Different Distances
Leo Lab / CD052

Duets with Ute Döring (voice), Alex Nowitz (voice, electronics), Ernst-Ludwig Petrowsky (alto sax), Thomas Wiedermann (trombone), Thomas Böhm-Christl (cello)

Joachim Gies is a rather gestural saxophonist with a solid background in jazz and strong avant garde attachments. He can sound like several completely different players — a jazz man, a free-former, even a classical performer. That’s both a strength and a weakness in this set of 22 brief duets with assorted performers (plus a solo track, of which more in a moment).


Joachim Gies / Ute Döring

These partners really are most unlike. Döring is a classical mezzo, singing composed lines in a mostly standard classical tone. Nowitz, on the other hand, is an avant-gardiste whose electronics are wonderfully atmospheric, his singing almost subliminal. Just between these two, Gies switches from a clean-toned, precise articulation of what sounds like a written-out part to a world of squeaks and percussive effects for which no notation has yet been devised. It could be two different musicians.

Wiedermann on trombone sounds unaccountably like Oren Marshall on tuba — rumbling, textural, a huge sound with a patient intelligence crouching behind it. Gies sits back and gives him room in their duets, though he’s not afraid to step forward now and again, as on the lovely, teasingly short “auf immer”. He gets to say more with cellist Böhm-Christl, who is temperamentally very close to the reed player and probably his most natural duettist.


Thomas Böhm-Christl


Alex Nowitz

Gies reserves this claim for Petrowsky’s alto — that is, Gies finds their sound and conception substantially similar. In fact, Petrowsky is much more in the Rollins mould, a player who likes to develop motifs in a very linear way. Put this jazz-based approach next to Gies, whose use of repetition and rhythmic variation is much stronger, and you have two really quite different saxophonists. When the two play together, they tend to take up the same idea and run in different directions with it. This is a highly effective technique, and it would be nice to hear more of this pairing, perhaps even dealing with some compositions.

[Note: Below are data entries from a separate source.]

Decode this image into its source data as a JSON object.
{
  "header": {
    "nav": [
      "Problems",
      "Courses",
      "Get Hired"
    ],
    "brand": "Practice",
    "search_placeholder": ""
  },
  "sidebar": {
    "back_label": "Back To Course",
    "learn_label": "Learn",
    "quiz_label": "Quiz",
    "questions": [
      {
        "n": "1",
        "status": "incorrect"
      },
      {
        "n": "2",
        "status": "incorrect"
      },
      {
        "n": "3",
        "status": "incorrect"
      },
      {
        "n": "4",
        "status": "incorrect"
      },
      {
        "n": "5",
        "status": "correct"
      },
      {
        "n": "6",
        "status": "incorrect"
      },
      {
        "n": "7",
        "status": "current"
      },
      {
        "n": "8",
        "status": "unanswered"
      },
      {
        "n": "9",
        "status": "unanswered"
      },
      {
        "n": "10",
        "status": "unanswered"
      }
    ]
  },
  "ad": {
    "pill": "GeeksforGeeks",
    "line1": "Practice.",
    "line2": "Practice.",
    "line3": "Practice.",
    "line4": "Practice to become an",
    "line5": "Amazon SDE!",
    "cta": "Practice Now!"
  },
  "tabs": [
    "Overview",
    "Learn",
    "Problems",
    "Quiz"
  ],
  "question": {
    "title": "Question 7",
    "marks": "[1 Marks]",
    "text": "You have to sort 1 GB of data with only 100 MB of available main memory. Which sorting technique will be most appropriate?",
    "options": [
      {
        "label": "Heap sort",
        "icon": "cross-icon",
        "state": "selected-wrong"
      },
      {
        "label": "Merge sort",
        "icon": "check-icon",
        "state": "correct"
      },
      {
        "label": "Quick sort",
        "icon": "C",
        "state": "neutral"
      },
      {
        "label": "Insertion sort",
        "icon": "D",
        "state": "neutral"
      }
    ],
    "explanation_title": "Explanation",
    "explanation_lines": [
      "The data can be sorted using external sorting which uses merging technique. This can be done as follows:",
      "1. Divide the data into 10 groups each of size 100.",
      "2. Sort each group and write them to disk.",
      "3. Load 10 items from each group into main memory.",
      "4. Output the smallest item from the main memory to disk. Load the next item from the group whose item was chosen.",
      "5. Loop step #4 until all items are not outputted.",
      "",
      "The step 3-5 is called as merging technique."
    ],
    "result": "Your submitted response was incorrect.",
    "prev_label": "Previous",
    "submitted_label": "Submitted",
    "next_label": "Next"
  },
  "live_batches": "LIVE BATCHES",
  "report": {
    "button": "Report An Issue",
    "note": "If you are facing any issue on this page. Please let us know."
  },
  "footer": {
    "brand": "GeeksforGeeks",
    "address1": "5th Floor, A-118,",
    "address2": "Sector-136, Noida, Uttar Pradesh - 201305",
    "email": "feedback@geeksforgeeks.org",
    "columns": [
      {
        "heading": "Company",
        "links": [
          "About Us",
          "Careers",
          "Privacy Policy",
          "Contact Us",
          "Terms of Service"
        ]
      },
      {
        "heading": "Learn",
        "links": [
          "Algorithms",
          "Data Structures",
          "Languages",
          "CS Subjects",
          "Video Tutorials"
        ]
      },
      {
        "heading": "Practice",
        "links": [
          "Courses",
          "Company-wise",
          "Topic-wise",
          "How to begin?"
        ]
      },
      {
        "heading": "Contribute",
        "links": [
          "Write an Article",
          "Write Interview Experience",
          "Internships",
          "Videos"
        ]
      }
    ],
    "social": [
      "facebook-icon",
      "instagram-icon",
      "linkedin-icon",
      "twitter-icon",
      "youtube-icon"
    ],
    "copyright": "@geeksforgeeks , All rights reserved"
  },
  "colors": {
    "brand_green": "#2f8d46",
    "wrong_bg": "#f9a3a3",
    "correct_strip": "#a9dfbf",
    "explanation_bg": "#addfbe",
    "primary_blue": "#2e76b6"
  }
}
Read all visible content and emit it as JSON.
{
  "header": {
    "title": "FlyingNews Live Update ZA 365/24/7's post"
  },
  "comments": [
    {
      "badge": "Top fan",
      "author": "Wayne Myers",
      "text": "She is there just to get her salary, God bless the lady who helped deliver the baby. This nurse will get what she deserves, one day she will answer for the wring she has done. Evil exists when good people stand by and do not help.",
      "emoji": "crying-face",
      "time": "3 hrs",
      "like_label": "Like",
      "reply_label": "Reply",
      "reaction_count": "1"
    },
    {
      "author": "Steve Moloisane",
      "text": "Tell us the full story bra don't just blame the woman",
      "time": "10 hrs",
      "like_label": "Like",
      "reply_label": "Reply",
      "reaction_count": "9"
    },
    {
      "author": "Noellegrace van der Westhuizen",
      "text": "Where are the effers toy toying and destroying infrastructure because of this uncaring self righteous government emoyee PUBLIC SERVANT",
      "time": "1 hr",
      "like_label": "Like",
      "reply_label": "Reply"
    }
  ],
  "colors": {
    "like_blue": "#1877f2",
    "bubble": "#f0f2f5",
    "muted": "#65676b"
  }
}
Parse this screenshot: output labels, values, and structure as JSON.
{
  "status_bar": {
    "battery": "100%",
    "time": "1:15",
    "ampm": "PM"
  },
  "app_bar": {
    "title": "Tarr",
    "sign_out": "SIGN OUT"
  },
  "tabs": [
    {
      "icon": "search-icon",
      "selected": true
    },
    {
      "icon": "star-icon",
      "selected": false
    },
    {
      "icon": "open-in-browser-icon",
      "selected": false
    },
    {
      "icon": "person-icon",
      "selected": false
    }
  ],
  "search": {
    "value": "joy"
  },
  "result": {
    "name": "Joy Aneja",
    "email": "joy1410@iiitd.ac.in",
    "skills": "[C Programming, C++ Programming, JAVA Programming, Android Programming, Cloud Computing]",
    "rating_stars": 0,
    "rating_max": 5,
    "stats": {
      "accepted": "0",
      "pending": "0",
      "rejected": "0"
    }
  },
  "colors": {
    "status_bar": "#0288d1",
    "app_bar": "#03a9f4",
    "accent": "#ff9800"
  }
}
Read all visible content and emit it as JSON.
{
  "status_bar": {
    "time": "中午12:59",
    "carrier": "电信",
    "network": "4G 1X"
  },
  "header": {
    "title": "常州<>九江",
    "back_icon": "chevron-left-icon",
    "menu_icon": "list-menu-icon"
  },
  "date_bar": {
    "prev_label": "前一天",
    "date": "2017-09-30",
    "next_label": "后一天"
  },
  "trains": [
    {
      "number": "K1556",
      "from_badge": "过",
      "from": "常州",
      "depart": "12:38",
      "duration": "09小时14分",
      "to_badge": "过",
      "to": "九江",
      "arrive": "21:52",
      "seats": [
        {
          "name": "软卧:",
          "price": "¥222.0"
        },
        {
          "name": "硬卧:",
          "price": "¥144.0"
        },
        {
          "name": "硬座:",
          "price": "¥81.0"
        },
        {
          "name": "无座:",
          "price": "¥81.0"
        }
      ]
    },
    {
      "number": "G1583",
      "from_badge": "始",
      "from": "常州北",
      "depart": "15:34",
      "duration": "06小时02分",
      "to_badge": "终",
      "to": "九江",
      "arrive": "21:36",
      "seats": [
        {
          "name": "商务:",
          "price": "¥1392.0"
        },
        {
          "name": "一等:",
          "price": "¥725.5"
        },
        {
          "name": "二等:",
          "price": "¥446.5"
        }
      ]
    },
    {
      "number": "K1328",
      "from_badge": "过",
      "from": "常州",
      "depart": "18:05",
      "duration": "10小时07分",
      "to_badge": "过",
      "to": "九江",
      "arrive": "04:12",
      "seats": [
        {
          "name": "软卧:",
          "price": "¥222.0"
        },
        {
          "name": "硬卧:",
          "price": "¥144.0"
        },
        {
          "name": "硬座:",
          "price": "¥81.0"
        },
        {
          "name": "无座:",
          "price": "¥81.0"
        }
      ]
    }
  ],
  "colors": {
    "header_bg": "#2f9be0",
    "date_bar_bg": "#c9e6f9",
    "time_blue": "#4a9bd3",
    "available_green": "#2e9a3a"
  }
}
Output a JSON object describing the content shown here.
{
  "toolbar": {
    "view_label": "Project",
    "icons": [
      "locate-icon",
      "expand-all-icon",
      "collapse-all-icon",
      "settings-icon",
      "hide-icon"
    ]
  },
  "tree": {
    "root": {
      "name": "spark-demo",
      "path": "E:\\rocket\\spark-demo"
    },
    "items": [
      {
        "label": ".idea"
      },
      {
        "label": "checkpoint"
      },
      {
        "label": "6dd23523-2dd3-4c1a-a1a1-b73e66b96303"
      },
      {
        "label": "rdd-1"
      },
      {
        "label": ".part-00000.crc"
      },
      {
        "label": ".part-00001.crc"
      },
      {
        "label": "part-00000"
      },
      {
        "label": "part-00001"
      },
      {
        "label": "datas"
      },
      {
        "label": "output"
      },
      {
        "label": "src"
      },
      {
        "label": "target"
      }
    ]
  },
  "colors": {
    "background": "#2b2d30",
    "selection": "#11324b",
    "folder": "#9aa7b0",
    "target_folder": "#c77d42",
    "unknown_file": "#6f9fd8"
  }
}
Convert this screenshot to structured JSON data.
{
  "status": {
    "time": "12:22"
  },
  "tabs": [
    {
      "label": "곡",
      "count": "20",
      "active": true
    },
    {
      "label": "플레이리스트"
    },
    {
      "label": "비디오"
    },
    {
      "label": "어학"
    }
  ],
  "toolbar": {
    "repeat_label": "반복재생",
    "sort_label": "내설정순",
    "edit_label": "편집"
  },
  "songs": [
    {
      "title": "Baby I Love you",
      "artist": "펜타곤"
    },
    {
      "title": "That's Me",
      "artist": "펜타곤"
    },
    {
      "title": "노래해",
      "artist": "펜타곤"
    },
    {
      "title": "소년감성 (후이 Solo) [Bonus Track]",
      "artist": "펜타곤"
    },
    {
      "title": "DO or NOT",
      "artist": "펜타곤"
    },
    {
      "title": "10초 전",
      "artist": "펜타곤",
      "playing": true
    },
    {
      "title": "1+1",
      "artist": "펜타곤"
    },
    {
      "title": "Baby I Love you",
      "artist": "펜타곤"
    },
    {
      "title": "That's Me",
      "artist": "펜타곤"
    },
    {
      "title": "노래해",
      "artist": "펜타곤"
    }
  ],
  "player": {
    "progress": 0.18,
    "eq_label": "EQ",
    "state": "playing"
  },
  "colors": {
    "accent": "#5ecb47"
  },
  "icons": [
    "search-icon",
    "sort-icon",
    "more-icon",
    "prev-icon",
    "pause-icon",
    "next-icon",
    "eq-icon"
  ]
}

Ernst-Ludwig Petrowsky

What feels a little unsatisfactory in all this is that, good as each piece is, nothing lasts long enough to really get your teeth into, and each piece is quite jarringly dissimilar from what came before. A whole disk with any one of these partners would have been interesting, with the possible exception of Döring. That’s no criticism of her contribution, but Gies’ compositions, while nice enough, are pretty unsubstantial. Listened to end-to-end, this disk feels a bit of a mish-mash. The vignette format suits some — Böhm-Christl and Nowitz – but Wiedermann seems distinctly cramped. Even the odd track out, Gies’ seven-minute solo, breaks down into distinct sections showcasing specific techniques or ideas.


Thomas Wiedermann

Gies is a good player, but he has a way to go yet before he’s ready to hold together such a disparate disk and make sense of it. There are few performers who could carry it off in any case. Still, it’s churlish to heap too much criticism on a player who takes a risk which doesn’t pay off. Each of these tracks is enjoyable in itself, and with judicious programming once can create any of five short EPs, five distinctive and satisfying listening experiences. Which sounds like value for money to me. Richard Cochrane